A cluster of technological trends may be converging to produce a potentially transformative battlefield capability: “stealth tanks.” As these technologies develop they hint at possibilities that warrant serious discussion about their potential application to armored vehicles, as well as their operational and politico-strategic implications.

“Stealth” does not mean invisible. Rather, it is a collection of technologies designed to reduce an object’s observable signature, thereby making detection more difficult. Even if temporary or incomplete, stealth provides a significant tactical advantage. Aircraft achieve stealth through a decreased radar cross section which incredibly complicates detection.

For a tank to be “stealthy,” its key observable qualities must be masked or concealed. Specifically, tanks are loud and emit substantial heat. Therefore, constructing a “stealth tank” would necessitate the reduction of these signatures, resulting in a quieter tank with a low infrared, or IR, signature.

The greater challenge is the heat, as most targeting systems use IR. Recent research on ion-soaked graphene sheets provides an exciting possibility, according to This thin and simple material can shield an object’s thermal signature and even match the surrounding temperature if actively manipulated. Applied to the surface of a tank, graphene sheets could eliminate or significantly reduce a tank’s IR signature.

If this concept effectively scales up, of which there is no certainty, it may be simpler and more cost-effective to implement than current options for IR camouflage.

Advancements in electric vehicles may also contribute to stealth by reducing noise and heat. Currently, a team of defense contractors, including SAIC and Lockheed Martin, is working to construct the first U.S. electric tank prototype; two demonstration vehicles are expected to be built by 2022. Moreover, the U.S. has expressed interest in military vehicles which generate their own electricity.

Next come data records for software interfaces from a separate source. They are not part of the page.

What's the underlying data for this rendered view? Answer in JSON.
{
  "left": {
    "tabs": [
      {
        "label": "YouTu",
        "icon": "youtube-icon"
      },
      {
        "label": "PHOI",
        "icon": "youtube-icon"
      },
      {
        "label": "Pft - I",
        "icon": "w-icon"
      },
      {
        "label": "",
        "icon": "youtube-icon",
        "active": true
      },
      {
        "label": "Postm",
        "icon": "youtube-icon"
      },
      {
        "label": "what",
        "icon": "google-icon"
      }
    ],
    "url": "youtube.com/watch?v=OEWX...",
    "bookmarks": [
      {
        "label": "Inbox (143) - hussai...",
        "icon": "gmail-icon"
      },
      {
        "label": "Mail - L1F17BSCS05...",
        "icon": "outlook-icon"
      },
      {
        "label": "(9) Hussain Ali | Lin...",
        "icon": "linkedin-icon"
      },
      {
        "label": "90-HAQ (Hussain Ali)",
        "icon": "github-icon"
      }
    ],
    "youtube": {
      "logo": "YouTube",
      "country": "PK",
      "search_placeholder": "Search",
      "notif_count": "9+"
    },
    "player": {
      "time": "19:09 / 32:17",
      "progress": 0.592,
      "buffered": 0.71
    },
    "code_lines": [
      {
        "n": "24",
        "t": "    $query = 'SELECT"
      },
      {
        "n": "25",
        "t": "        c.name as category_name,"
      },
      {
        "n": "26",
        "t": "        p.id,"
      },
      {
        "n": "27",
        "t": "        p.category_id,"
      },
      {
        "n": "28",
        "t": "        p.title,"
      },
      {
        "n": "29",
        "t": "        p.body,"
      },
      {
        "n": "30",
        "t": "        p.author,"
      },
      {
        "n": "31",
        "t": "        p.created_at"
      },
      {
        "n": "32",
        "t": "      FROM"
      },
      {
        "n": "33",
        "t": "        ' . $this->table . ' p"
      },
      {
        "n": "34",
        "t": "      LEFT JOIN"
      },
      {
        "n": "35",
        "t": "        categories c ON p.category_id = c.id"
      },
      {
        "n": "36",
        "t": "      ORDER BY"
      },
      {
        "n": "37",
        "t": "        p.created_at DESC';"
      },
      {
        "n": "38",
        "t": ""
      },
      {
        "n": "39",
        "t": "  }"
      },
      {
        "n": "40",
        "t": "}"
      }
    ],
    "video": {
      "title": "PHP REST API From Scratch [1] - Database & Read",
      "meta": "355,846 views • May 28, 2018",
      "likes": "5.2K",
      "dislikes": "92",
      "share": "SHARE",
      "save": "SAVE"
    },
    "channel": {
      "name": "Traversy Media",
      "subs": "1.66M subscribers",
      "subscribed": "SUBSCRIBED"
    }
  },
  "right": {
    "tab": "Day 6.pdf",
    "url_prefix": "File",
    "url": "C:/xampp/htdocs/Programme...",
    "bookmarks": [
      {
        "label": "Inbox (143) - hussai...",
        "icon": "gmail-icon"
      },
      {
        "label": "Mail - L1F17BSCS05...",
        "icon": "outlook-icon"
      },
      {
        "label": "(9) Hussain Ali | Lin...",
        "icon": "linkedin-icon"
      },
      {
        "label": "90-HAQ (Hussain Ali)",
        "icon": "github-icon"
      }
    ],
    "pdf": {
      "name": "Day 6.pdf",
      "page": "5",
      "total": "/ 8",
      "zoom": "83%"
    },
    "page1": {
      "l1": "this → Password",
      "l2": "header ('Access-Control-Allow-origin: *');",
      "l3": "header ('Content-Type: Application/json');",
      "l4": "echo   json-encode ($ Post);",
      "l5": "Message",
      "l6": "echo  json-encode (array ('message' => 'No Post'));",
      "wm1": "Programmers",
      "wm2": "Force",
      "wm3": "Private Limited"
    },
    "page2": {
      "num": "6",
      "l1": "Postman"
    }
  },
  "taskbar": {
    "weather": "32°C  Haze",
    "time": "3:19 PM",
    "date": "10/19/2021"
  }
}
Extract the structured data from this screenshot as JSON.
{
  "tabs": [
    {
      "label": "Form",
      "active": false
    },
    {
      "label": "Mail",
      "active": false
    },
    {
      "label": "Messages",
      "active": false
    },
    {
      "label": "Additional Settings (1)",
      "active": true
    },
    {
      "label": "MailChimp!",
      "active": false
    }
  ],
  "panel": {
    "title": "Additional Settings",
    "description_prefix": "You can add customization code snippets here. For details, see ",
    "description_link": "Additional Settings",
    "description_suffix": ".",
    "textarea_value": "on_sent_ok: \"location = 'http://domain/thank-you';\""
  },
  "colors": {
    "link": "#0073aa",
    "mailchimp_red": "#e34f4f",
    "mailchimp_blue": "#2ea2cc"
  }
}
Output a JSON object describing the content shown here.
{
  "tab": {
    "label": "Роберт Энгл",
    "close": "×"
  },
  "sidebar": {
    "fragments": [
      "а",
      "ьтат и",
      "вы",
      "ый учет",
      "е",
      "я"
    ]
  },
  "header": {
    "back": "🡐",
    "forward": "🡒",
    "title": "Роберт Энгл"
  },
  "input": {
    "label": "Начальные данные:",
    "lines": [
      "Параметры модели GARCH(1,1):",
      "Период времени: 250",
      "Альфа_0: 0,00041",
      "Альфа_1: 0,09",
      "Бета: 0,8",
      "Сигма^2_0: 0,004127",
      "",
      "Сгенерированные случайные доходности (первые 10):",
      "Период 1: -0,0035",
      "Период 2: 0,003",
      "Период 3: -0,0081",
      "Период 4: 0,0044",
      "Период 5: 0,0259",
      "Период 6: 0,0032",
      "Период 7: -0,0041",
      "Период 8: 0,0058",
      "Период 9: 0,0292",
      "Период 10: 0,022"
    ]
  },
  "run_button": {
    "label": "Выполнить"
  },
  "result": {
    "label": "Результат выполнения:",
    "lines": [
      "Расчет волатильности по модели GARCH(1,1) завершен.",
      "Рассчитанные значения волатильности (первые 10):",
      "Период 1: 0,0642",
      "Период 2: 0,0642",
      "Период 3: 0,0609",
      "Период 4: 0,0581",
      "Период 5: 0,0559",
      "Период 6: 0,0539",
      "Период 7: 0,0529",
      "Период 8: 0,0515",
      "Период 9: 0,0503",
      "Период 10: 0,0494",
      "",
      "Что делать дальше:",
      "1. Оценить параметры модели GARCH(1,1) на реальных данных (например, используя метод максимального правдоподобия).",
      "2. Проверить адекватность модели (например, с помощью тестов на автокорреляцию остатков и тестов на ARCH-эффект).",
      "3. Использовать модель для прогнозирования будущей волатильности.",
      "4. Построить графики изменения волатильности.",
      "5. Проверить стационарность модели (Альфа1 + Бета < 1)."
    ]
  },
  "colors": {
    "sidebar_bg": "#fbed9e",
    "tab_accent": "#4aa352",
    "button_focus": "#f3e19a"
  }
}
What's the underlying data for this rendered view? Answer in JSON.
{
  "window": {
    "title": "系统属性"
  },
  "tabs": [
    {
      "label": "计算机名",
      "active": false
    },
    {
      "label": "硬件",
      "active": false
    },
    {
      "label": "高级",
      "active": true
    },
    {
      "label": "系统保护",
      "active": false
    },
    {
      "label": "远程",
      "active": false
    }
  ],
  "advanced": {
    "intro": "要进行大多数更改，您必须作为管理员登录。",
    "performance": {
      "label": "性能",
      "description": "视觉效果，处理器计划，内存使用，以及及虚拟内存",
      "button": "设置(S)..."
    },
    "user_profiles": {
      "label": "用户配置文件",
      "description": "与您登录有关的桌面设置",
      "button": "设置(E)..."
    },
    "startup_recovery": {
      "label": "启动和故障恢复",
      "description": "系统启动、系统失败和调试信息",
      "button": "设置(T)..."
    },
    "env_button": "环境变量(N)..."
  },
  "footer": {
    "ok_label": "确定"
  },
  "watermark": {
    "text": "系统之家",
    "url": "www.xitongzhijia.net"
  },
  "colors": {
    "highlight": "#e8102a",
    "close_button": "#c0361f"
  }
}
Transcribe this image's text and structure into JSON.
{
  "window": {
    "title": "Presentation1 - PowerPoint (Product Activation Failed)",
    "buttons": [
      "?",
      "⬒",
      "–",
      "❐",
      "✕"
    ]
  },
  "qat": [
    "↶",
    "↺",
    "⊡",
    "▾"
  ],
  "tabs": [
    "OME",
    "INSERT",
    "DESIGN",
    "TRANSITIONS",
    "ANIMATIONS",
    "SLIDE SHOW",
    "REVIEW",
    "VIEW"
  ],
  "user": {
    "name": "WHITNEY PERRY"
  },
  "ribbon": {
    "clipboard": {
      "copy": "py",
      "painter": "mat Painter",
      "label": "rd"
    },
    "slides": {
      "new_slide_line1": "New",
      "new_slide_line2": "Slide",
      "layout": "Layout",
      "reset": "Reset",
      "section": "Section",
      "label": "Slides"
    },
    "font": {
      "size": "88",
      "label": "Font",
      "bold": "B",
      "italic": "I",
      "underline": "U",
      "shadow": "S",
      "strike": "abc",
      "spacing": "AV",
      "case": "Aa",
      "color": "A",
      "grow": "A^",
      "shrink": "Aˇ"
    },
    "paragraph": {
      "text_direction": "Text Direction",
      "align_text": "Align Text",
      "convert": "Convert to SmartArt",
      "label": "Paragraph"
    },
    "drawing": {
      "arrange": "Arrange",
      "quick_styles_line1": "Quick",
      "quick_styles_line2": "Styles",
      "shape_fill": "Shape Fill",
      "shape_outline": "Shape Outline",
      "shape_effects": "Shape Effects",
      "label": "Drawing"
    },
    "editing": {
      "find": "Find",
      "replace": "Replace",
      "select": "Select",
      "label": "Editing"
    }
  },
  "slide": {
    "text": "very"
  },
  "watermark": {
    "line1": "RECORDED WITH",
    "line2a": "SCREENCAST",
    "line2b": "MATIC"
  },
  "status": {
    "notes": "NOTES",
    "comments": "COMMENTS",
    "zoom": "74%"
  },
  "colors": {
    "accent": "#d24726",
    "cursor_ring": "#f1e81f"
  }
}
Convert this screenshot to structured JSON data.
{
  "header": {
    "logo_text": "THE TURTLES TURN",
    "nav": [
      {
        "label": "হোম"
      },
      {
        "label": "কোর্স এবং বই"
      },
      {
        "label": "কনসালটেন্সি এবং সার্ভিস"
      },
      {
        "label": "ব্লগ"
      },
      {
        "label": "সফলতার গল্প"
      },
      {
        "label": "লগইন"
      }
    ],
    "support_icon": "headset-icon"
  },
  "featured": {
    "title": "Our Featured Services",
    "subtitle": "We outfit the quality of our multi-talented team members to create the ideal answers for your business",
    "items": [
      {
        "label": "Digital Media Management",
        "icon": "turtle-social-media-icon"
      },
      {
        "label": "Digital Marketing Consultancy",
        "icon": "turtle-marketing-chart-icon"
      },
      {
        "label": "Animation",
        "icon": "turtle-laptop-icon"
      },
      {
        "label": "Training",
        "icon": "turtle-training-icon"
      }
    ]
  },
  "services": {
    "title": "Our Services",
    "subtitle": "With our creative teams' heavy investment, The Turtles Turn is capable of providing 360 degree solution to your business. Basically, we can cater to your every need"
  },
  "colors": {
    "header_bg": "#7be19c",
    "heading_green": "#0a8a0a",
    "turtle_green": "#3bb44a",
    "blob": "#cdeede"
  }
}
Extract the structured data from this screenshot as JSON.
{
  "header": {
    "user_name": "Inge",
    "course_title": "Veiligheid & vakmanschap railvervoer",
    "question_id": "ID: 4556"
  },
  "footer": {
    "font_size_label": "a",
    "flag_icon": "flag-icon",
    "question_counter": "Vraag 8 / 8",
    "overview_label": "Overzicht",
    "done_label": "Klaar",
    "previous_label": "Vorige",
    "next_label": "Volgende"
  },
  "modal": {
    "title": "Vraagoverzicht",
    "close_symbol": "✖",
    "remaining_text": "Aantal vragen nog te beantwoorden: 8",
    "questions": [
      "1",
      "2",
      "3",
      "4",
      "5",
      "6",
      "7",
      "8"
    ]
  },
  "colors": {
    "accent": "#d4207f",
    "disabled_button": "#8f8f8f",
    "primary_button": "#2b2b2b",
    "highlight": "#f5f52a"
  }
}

There are several options for retaining the advantage of stealth also when firing. In the medium term, advanced networks and sensors, combined with emerging robotics, could create a “gun buggy” model similar to preliminary F-35 operational concepts. In this case, “stealth tanks” would refrain from firing themselves and instead direct remote autonomous platforms to deliver ordinance.

In the longer term, there is the possibility of stealthier weapons. Miniaturization and tactical application of early-stage advanced weapons, like directed energy or rail guns, have great potential if they develop sufficiently and overcome their current limitations, such as energy requirements. Directed energy would be truly stealthy in that it bears no visual or audible profile, but it is unlikely to be as destructive as rail guns.